● **PROBLEM**
When a line in the entries below contains the word "true", copy that line.

-- Opening Marker --

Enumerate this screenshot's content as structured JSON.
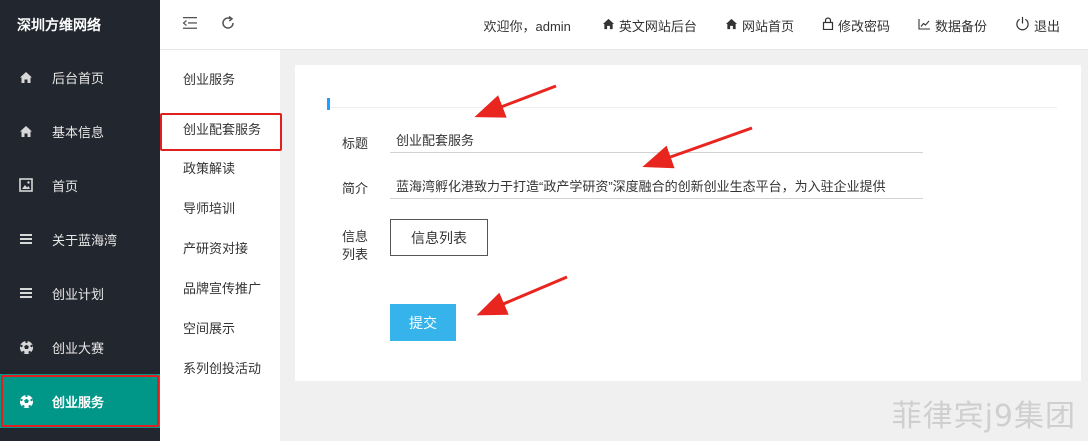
{
  "sidebar": {
    "brand": "深圳方维网络",
    "items": [
      {
        "label": "后台首页",
        "icon": "home-icon"
      },
      {
        "label": "基本信息",
        "icon": "home-icon"
      },
      {
        "label": "首页",
        "icon": "image-icon"
      },
      {
        "label": "关于蓝海湾",
        "icon": "list-icon"
      },
      {
        "label": "创业计划",
        "icon": "list-icon"
      },
      {
        "label": "创业大赛",
        "icon": "soccer-ball-icon"
      },
      {
        "label": "创业服务",
        "icon": "soccer-ball-icon",
        "active": true
      }
    ],
    "active_color": "#009688",
    "background": "#22262e"
  },
  "topbar": {
    "welcome": "欢迎你，admin",
    "links": [
      {
        "label": "英文网站后台",
        "icon": "home-icon"
      },
      {
        "label": "网站首页",
        "icon": "home-icon"
      },
      {
        "label": "修改密码",
        "icon": "lock-icon"
      },
      {
        "label": "数据备份",
        "icon": "chart-icon"
      },
      {
        "label": "退出",
        "icon": "power-icon"
      }
    ]
  },
  "submenu": {
    "items": [
      {
        "label": "创业服务"
      },
      {
        "label": "创业配套服务",
        "active": true
      },
      {
        "label": "政策解读"
      },
      {
        "label": "导师培训"
      },
      {
        "label": "产研资对接"
      },
      {
        "label": "品牌宣传推广"
      },
      {
        "label": "空间展示"
      },
      {
        "label": "系列创投活动"
      }
    ]
  },
  "form": {
    "title_label": "标题",
    "title_value": "创业配套服务",
    "intro_label": "简介",
    "intro_value": "蓝海湾孵化港致力于打造“政产学研资”深度融合的创新创业生态平台，为入驻企业提供",
    "info_label_line1": "信息",
    "info_label_line2": "列表",
    "info_button": "信息列表",
    "submit_button": "提交",
    "accent_color": "#36b3ea"
  },
  "watermark": "菲律宾j9集团"
}
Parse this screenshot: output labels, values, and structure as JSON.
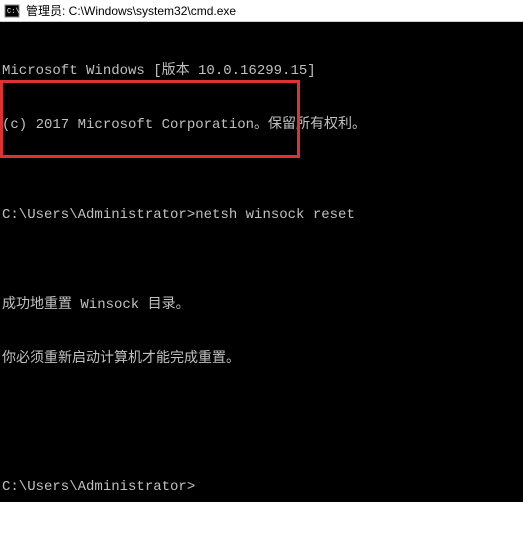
{
  "titlebar": {
    "icon_label": "cmd-icon",
    "title": "管理员: C:\\Windows\\system32\\cmd.exe"
  },
  "terminal": {
    "lines": {
      "l0": "Microsoft Windows [版本 10.0.16299.15]",
      "l1": "(c) 2017 Microsoft Corporation。保留所有权利。",
      "l2": "",
      "l3_prompt": "C:\\Users\\Administrator>",
      "l3_cmd": "netsh winsock reset",
      "l4": "",
      "l5": "成功地重置 Winsock 目录。",
      "l6": "你必须重新启动计算机才能完成重置。",
      "l7": "",
      "l8": "",
      "l9_prompt": "C:\\Users\\Administrator>"
    }
  }
}
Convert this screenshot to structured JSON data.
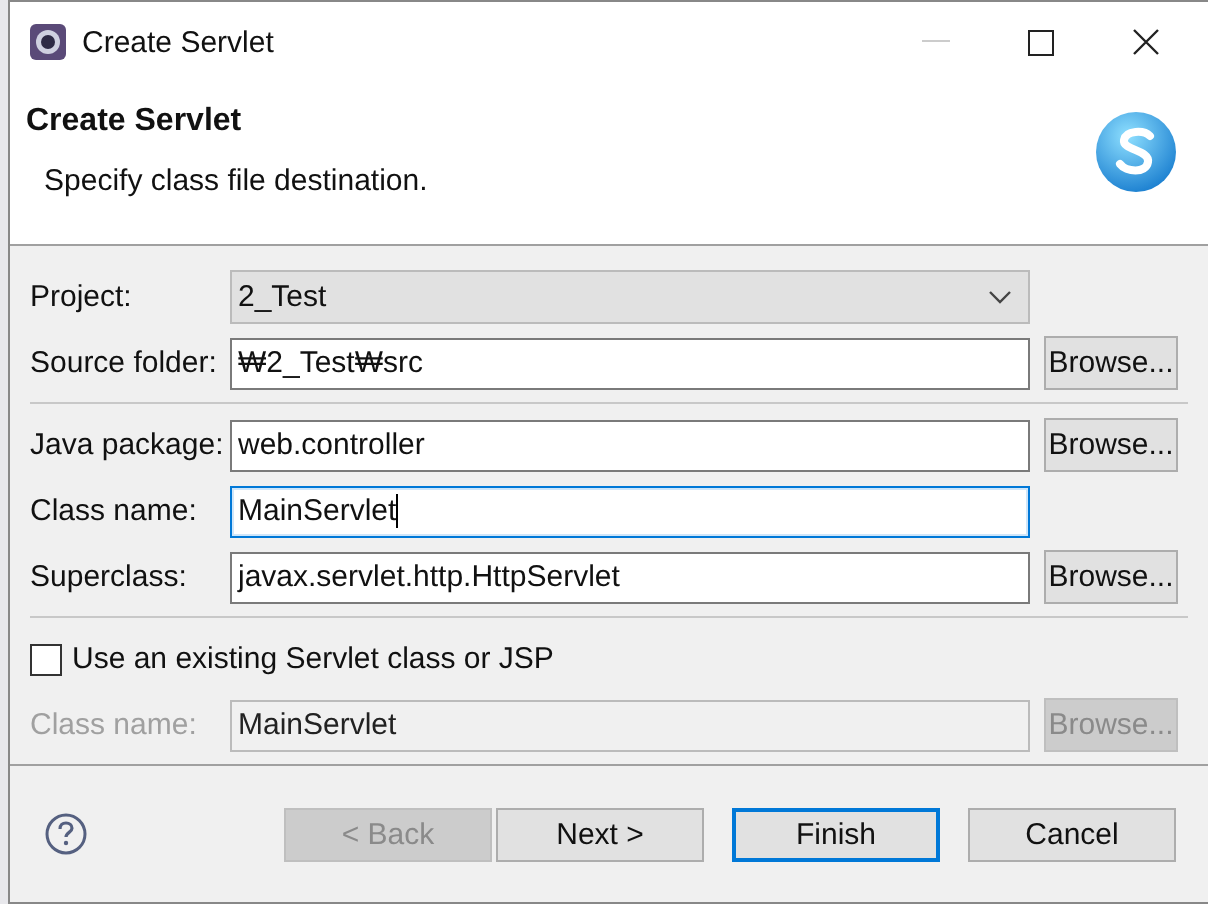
{
  "window": {
    "title": "Create Servlet"
  },
  "header": {
    "title": "Create Servlet",
    "message": "Specify class file destination."
  },
  "sections": [
    {
      "rows": [
        {
          "kind": "dropdown",
          "label": "Project:",
          "value": "2_Test"
        },
        {
          "kind": "text",
          "label": "Source folder:",
          "value": "₩2_Test₩src",
          "disabled": false,
          "focused": false,
          "browse": {
            "label": "Browse...",
            "disabled": false
          }
        }
      ]
    },
    {
      "rows": [
        {
          "kind": "text",
          "label": "Java package:",
          "value": "web.controller",
          "disabled": false,
          "focused": false,
          "browse": {
            "label": "Browse...",
            "disabled": false
          }
        },
        {
          "kind": "text",
          "label": "Class name:",
          "value": "MainServlet",
          "disabled": false,
          "focused": true
        },
        {
          "kind": "text",
          "label": "Superclass:",
          "value": "javax.servlet.http.HttpServlet",
          "disabled": false,
          "focused": false,
          "browse": {
            "label": "Browse...",
            "disabled": false
          }
        }
      ]
    },
    {
      "rows": [
        {
          "kind": "checkbox",
          "label": "Use an existing Servlet class or JSP",
          "checked": false
        },
        {
          "kind": "text",
          "label": "Class name:",
          "value": "MainServlet",
          "disabled": true,
          "focused": false,
          "browse": {
            "label": "Browse...",
            "disabled": true
          }
        }
      ]
    }
  ],
  "buttons": [
    {
      "label": "< Back",
      "disabled": true,
      "focused": false
    },
    {
      "label": "Next >",
      "disabled": false,
      "focused": false
    },
    {
      "label": "Finish",
      "disabled": false,
      "focused": true
    },
    {
      "label": "Cancel",
      "disabled": false,
      "focused": false
    }
  ]
}
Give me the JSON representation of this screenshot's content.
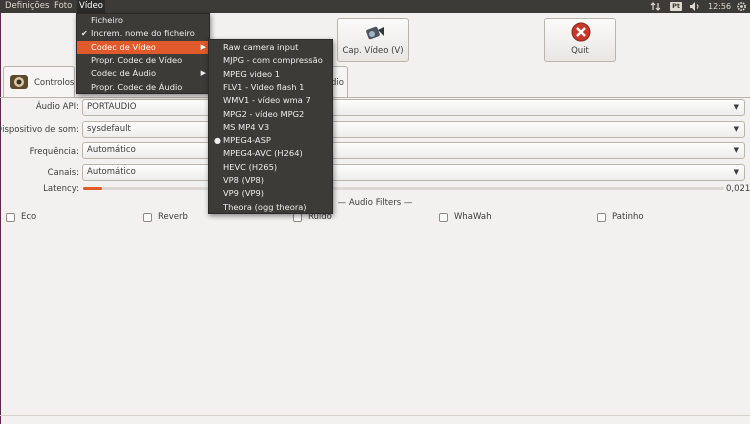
{
  "topbar": {
    "menus": [
      "Definições",
      "Foto",
      "Vídeo"
    ],
    "pt_badge": "Pt",
    "clock": "12:56"
  },
  "buttons": {
    "cap_video": "Cap. Vídeo (V)",
    "quit": "Quit"
  },
  "tabs": {
    "controls": "Controlos d",
    "audio_partial": "dio"
  },
  "audio": {
    "api_label": "Áudio API:",
    "api_value": "PORTAUDIO",
    "device_label": "Dispositivo de som:",
    "device_value": "sysdefault",
    "freq_label": "Frequência:",
    "freq_value": "Automático",
    "channels_label": "Canais:",
    "channels_value": "Automático",
    "latency_label": "Latency:",
    "latency_value": "0,021",
    "latency_fraction": 0.03
  },
  "filters": {
    "title": "— Audio Filters —",
    "items": [
      "Eco",
      "Reverb",
      "Ruído",
      "WhaWah",
      "Patinho"
    ]
  },
  "video_menu": {
    "items": [
      {
        "label": "Ficheiro",
        "checked": false,
        "submenu": false
      },
      {
        "label": "Increm. nome do ficheiro",
        "checked": true,
        "submenu": false
      },
      {
        "label": "Codec de Vídeo",
        "checked": false,
        "submenu": true
      },
      {
        "label": "Propr. Codec de Vídeo",
        "checked": false,
        "submenu": false
      },
      {
        "label": "Codec de Áudio",
        "checked": false,
        "submenu": true
      },
      {
        "label": "Propr. Codec de Áudio",
        "checked": false,
        "submenu": false
      }
    ],
    "highlighted": "Codec de Vídeo"
  },
  "codec_menu": {
    "items": [
      "Raw camera input",
      "MJPG - com compressão",
      "MPEG video 1",
      "FLV1 - Video flash 1",
      "WMV1 - vídeo wma 7",
      "MPG2 - vídeo MPG2",
      "MS MP4 V3",
      "MPEG4-ASP",
      "MPEG4-AVC (H264)",
      "HEVC (H265)",
      "VP8 (VP8)",
      "VP9 (VP9)",
      "Theora (ogg theora)"
    ],
    "selected": "MPEG4-ASP"
  },
  "colors": {
    "accent": "#e05a2b",
    "panel": "#3c3b37",
    "window": "#f2f1f0"
  }
}
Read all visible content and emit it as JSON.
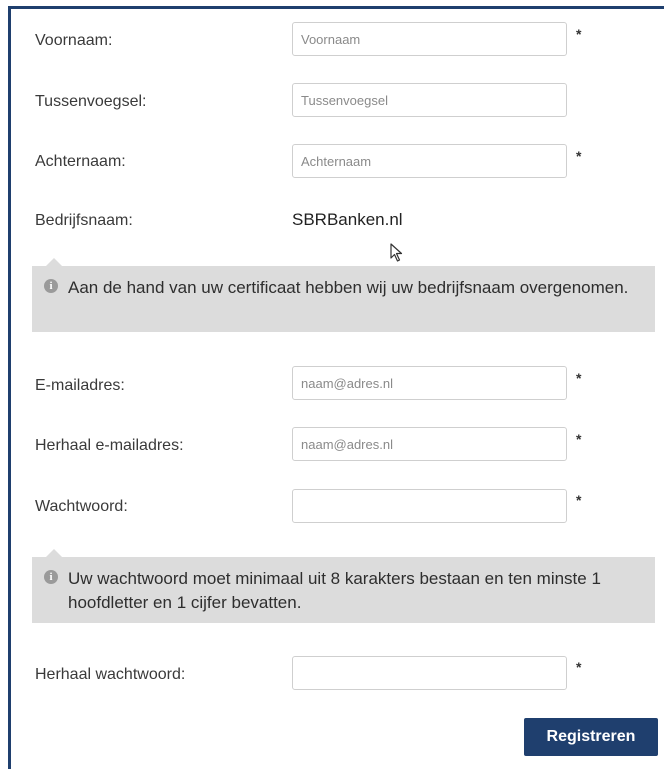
{
  "form": {
    "fields": [
      {
        "label": "Voornaam:",
        "placeholder": "Voornaam",
        "required_mark": "*"
      },
      {
        "label": "Tussenvoegsel:",
        "placeholder": "Tussenvoegsel",
        "required_mark": ""
      },
      {
        "label": "Achternaam:",
        "placeholder": "Achternaam",
        "required_mark": "*"
      },
      {
        "label": "E-mailadres:",
        "placeholder": "naam@adres.nl",
        "required_mark": "*"
      },
      {
        "label": "Herhaal e-mailadres:",
        "placeholder": "naam@adres.nl",
        "required_mark": "*"
      },
      {
        "label": "Wachtwoord:",
        "placeholder": "",
        "required_mark": "*"
      },
      {
        "label": "Herhaal wachtwoord:",
        "placeholder": "",
        "required_mark": "*"
      }
    ],
    "company": {
      "label": "Bedrijfsnaam:",
      "value": "SBRBanken.nl"
    },
    "info_company": "Aan de hand van uw certificaat hebben wij uw bedrijfsnaam overgenomen.",
    "info_password": "Uw wachtwoord moet minimaal uit 8 karakters bestaan en ten minste 1 hoofdletter en 1 cijfer bevatten.",
    "submit_label": "Registreren",
    "info_icon_glyph": "i"
  },
  "colors": {
    "accent": "#1f3f6e",
    "info_bg": "#dcdcdc"
  },
  "icons": {
    "info": "info-circle-icon",
    "cursor": "mouse-pointer-icon"
  }
}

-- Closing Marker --

● **WRITTEN RESPONSE**
        "active": true
        "active": true
          "focused": true
          "disabled": true,
            "disabled": true
      "disabled": true,
      "focused": true
        "checked": true,
        "submenu": true
        "submenu": true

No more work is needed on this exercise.